== Stored items from a collection ==
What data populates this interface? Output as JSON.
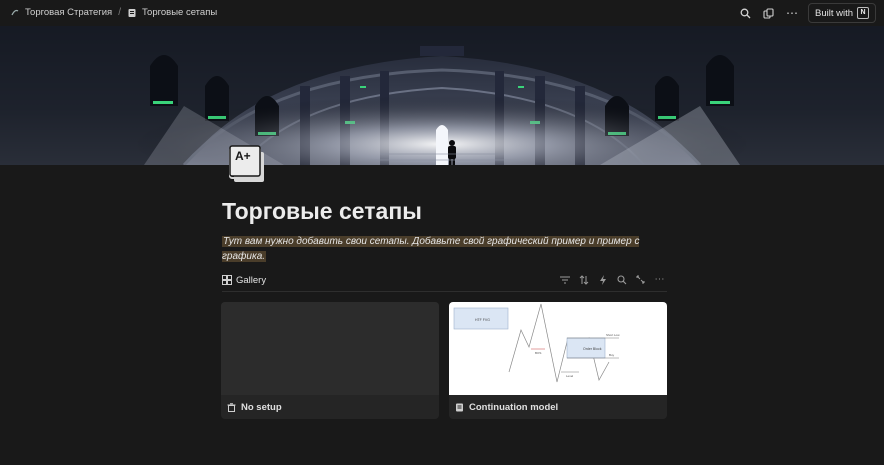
{
  "breadcrumb": {
    "parent": "Торговая Стратегия",
    "current": "Торговые сетапы",
    "separator": "/"
  },
  "topbar": {
    "built_with_label": "Built with",
    "icons": [
      "search-icon",
      "duplicate-icon",
      "more-icon",
      "notion-logo-icon"
    ]
  },
  "page": {
    "icon": "A+",
    "title": "Торговые сетапы",
    "description": "Тут вам нужно добавить свои сетапы. Добавьте свой графический пример и пример с графика."
  },
  "view": {
    "tab_label": "Gallery",
    "tools": [
      "filter-icon",
      "sort-icon",
      "automation-icon",
      "search-icon",
      "expand-icon",
      "more-icon"
    ]
  },
  "gallery": [
    {
      "name": "No setup",
      "icon": "trash-icon"
    },
    {
      "name": "Continuation model",
      "icon": "page-icon"
    }
  ],
  "chart_labels": {
    "box1": "HTF FVG",
    "box2": "Order Block",
    "label_high": "Short Low",
    "label_low": "Buy",
    "label_a": "BOS",
    "label_b": "Level"
  },
  "colors": {
    "background": "#191919",
    "highlight": "#4a3d2a",
    "accent_green": "#3ad37a"
  }
}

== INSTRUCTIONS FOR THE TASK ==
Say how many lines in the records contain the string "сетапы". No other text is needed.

== TASK RESPONSE ==
3